● WHAT THE TASK ASKS:
Make an exact copy of every entry, leaving the pictures out.

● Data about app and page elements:
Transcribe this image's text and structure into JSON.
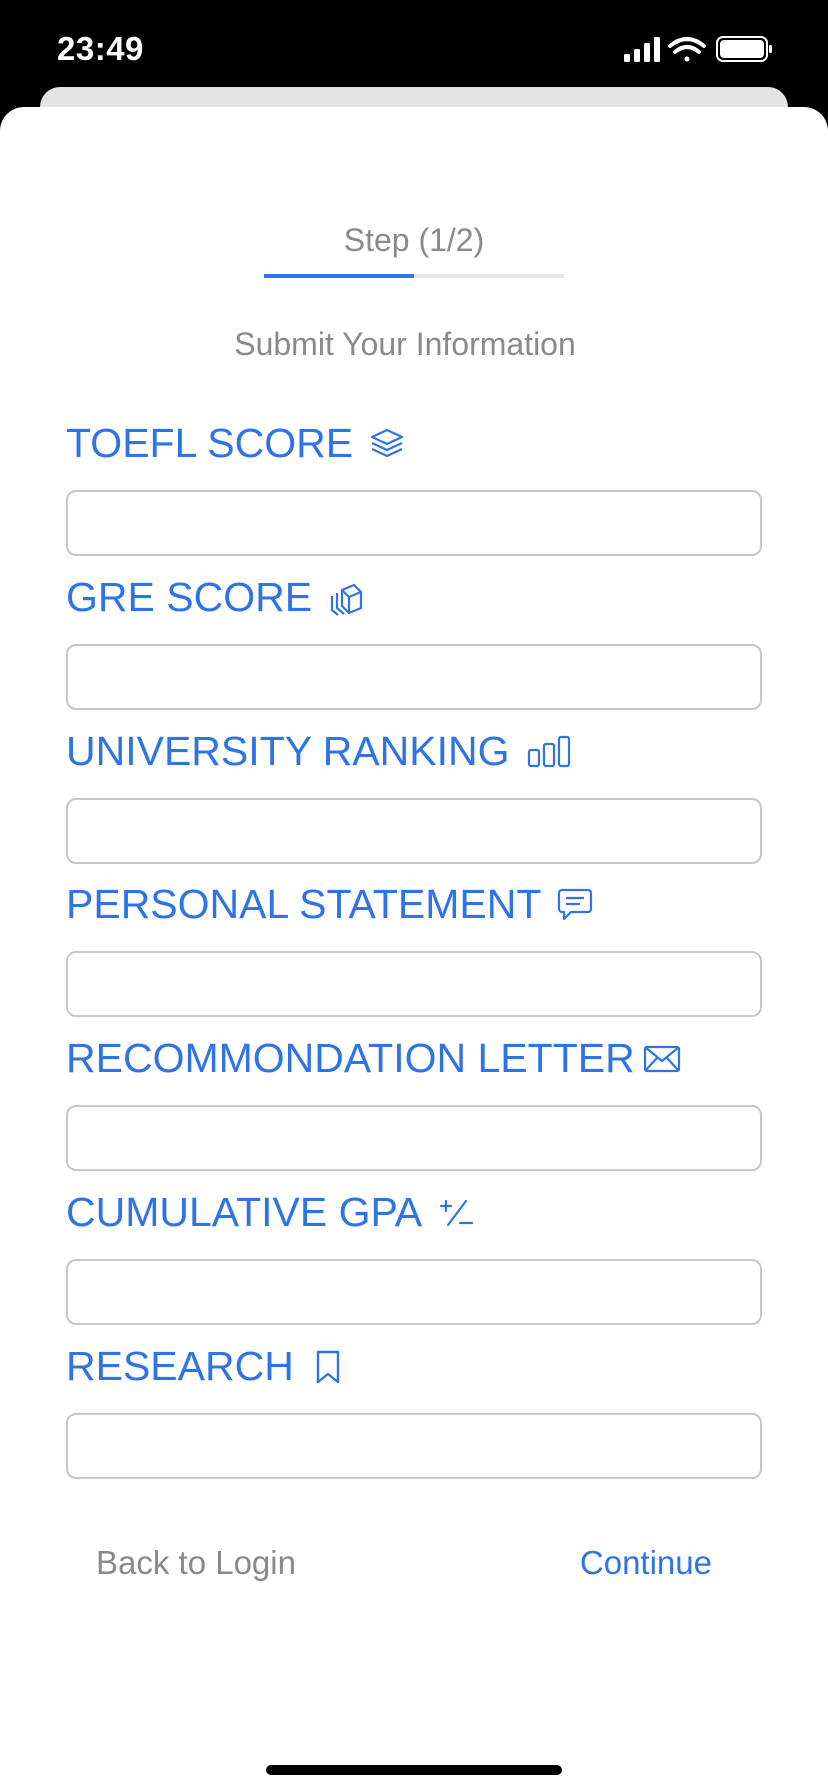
{
  "status_bar": {
    "time": "23:49",
    "icons": [
      "signal-icon",
      "wifi-icon",
      "battery-icon"
    ]
  },
  "header": {
    "step_label": "Step (1/2)",
    "progress_fraction": 0.5,
    "subtitle": "Submit Your Information"
  },
  "colors": {
    "accent": "#2f74e6",
    "muted_text": "#8a8a8e",
    "input_border": "#c7c7cc"
  },
  "fields": [
    {
      "label": "TOEFL SCORE",
      "icon": "layers-icon",
      "value": "",
      "placeholder": ""
    },
    {
      "label": "GRE SCORE",
      "icon": "cube-icon",
      "value": "",
      "placeholder": ""
    },
    {
      "label": "UNIVERSITY RANKING",
      "icon": "chart-bar-icon",
      "value": "",
      "placeholder": ""
    },
    {
      "label": "PERSONAL STATEMENT",
      "icon": "message-icon",
      "value": "",
      "placeholder": ""
    },
    {
      "label": "RECOMMONDATION LETTER",
      "icon": "envelope-icon",
      "value": "",
      "placeholder": ""
    },
    {
      "label": "CUMULATIVE GPA",
      "icon": "plus-minus-icon",
      "value": "",
      "placeholder": ""
    },
    {
      "label": "RESEARCH",
      "icon": "bookmark-icon",
      "value": "",
      "placeholder": ""
    }
  ],
  "footer": {
    "back_label": "Back to Login",
    "continue_label": "Continue"
  }
}
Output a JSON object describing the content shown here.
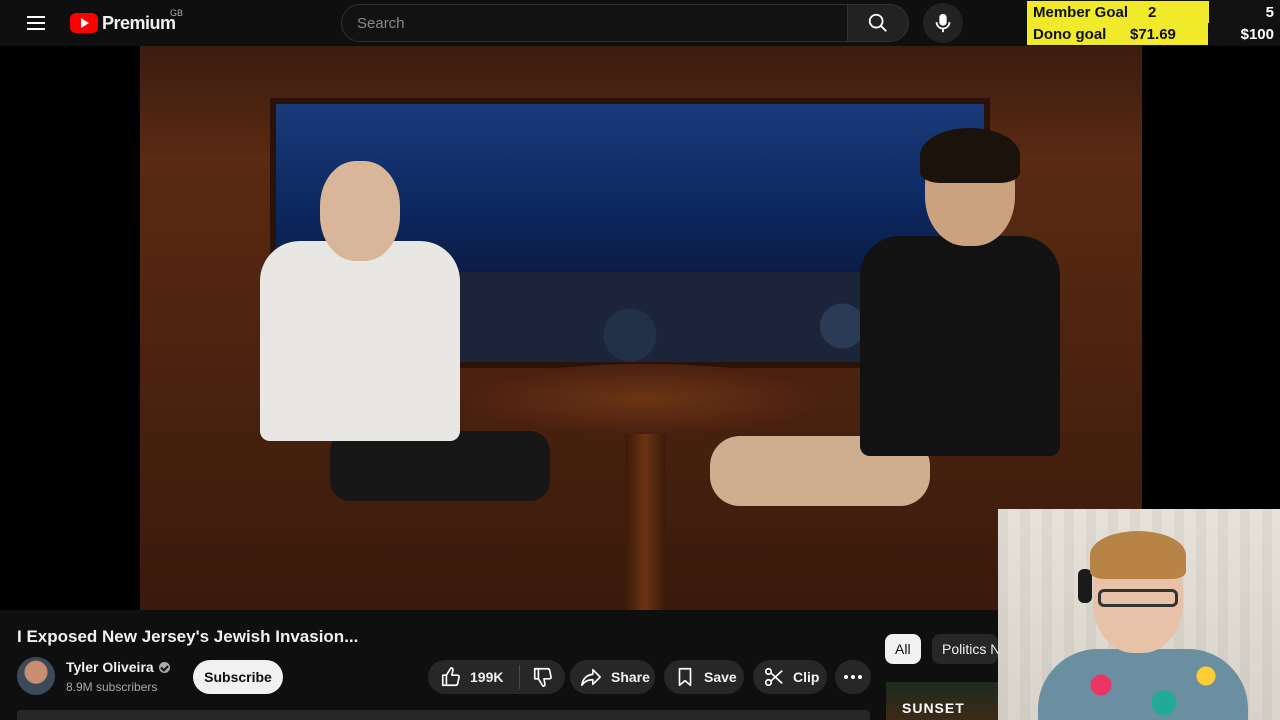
{
  "header": {
    "logo_text": "Premium",
    "country_code": "GB",
    "search_placeholder": "Search"
  },
  "overlay_goals": {
    "member_goal": {
      "label": "Member Goal",
      "current": "2",
      "target": "5",
      "progress": 0.4
    },
    "dono_goal": {
      "label": "Dono goal",
      "current": "$71.69",
      "target": "$100",
      "progress": 0.7169
    }
  },
  "video": {
    "title": "I Exposed New Jersey's Jewish Invasion..."
  },
  "channel": {
    "name": "Tyler Oliveira",
    "subscribers": "8.9M subscribers",
    "subscribe_label": "Subscribe"
  },
  "actions": {
    "like_count": "199K",
    "share_label": "Share",
    "save_label": "Save",
    "clip_label": "Clip"
  },
  "chips": {
    "all_label": "All",
    "politics_label": "Politics N"
  },
  "recommendation": {
    "thumb_text": "SUNSET"
  },
  "icons": {
    "menu": "menu-icon",
    "search": "search-icon",
    "mic": "mic-icon",
    "like": "thumbs-up-icon",
    "dislike": "thumbs-down-icon",
    "share": "share-arrow-icon",
    "save": "bookmark-icon",
    "clip": "scissors-icon",
    "more": "more-horizontal-icon",
    "verified": "verified-check-icon"
  }
}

● FINAL ANSWER:
Transcribe this image's text and structure into JSON.
{
  "status_bar": {
    "time": "23:49",
    "icons": [
      "signal-icon",
      "wifi-icon",
      "battery-icon"
    ]
  },
  "header": {
    "step_label": "Step (1/2)",
    "progress_fraction": 0.5,
    "subtitle": "Submit Your Information"
  },
  "colors": {
    "accent": "#2f74e6",
    "muted_text": "#8a8a8e",
    "input_border": "#c7c7cc"
  },
  "fields": [
    {
      "label": "TOEFL SCORE",
      "icon": "layers-icon",
      "value": "",
      "placeholder": ""
    },
    {
      "label": "GRE SCORE",
      "icon": "cube-icon",
      "value": "",
      "placeholder": ""
    },
    {
      "label": "UNIVERSITY RANKING",
      "icon": "chart-bar-icon",
      "value": "",
      "placeholder": ""
    },
    {
      "label": "PERSONAL STATEMENT",
      "icon": "message-icon",
      "value": "",
      "placeholder": ""
    },
    {
      "label": "RECOMMONDATION LETTER",
      "icon": "envelope-icon",
      "value": "",
      "placeholder": ""
    },
    {
      "label": "CUMULATIVE GPA",
      "icon": "plus-minus-icon",
      "value": "",
      "placeholder": ""
    },
    {
      "label": "RESEARCH",
      "icon": "bookmark-icon",
      "value": "",
      "placeholder": ""
    }
  ],
  "footer": {
    "back_label": "Back to Login",
    "continue_label": "Continue"
  }
}
Output a JSON object describing the content shown here.
{
  "header": {
    "logo_text": "Premium",
    "country_code": "GB",
    "search_placeholder": "Search"
  },
  "overlay_goals": {
    "member_goal": {
      "label": "Member Goal",
      "current": "2",
      "target": "5",
      "progress": 0.4
    },
    "dono_goal": {
      "label": "Dono goal",
      "current": "$71.69",
      "target": "$100",
      "progress": 0.7169
    }
  },
  "video": {
    "title": "I Exposed New Jersey's Jewish Invasion..."
  },
  "channel": {
    "name": "Tyler Oliveira",
    "subscribers": "8.9M subscribers",
    "subscribe_label": "Subscribe"
  },
  "actions": {
    "like_count": "199K",
    "share_label": "Share",
    "save_label": "Save",
    "clip_label": "Clip"
  },
  "chips": {
    "all_label": "All",
    "politics_label": "Politics N"
  },
  "recommendation": {
    "thumb_text": "SUNSET"
  },
  "icons": {
    "menu": "menu-icon",
    "search": "search-icon",
    "mic": "mic-icon",
    "like": "thumbs-up-icon",
    "dislike": "thumbs-down-icon",
    "share": "share-arrow-icon",
    "save": "bookmark-icon",
    "clip": "scissors-icon",
    "more": "more-horizontal-icon",
    "verified": "verified-check-icon"
  }
}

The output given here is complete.